### WHAT THE EXERCISE ASKS:
Take every line containing "icon" out of the records.

### SUPPLIED RECORDS:

*****

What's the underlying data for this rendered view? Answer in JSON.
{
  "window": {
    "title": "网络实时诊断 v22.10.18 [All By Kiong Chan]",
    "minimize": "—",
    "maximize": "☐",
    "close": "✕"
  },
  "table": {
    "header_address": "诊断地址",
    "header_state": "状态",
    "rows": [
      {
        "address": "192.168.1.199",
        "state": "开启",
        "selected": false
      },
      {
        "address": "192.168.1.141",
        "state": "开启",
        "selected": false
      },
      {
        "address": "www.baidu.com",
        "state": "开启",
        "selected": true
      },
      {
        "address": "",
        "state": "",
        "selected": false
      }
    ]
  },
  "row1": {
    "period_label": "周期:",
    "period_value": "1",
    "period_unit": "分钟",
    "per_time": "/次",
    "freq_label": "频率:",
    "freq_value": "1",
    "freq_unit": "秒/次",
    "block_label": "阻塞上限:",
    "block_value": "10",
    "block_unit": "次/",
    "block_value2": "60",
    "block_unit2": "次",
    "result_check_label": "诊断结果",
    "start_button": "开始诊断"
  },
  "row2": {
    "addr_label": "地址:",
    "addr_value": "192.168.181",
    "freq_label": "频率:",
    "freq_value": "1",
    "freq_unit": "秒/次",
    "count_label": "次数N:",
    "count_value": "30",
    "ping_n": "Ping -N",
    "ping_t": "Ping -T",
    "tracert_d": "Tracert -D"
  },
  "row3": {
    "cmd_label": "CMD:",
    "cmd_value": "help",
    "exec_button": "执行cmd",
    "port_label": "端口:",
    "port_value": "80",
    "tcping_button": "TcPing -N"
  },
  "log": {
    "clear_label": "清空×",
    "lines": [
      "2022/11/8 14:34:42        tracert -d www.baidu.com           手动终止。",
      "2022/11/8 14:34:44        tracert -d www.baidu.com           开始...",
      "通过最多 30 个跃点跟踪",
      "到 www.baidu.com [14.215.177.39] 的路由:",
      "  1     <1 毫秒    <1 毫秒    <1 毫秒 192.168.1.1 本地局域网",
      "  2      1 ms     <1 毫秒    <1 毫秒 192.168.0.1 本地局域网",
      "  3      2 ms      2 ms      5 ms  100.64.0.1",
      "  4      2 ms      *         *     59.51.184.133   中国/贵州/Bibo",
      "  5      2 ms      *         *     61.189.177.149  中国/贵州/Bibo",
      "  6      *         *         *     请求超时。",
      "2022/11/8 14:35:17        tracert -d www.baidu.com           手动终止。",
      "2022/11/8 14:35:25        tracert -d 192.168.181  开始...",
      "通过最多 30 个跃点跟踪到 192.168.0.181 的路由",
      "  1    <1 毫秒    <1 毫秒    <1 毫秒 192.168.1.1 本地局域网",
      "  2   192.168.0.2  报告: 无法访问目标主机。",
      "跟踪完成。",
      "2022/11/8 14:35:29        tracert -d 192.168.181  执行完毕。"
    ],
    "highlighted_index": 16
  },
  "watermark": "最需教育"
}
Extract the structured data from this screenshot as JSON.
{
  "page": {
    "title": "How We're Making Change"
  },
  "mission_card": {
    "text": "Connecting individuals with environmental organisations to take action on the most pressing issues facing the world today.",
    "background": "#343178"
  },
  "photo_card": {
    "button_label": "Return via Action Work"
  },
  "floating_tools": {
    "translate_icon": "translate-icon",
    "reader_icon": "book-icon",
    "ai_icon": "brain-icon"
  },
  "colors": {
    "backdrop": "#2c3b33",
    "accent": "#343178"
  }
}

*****

### RESPONSE TO THIS TASK:
    "translate_icon": "translate-icon",
    "reader_icon": "book-icon",
    "ai_icon": "brain-icon"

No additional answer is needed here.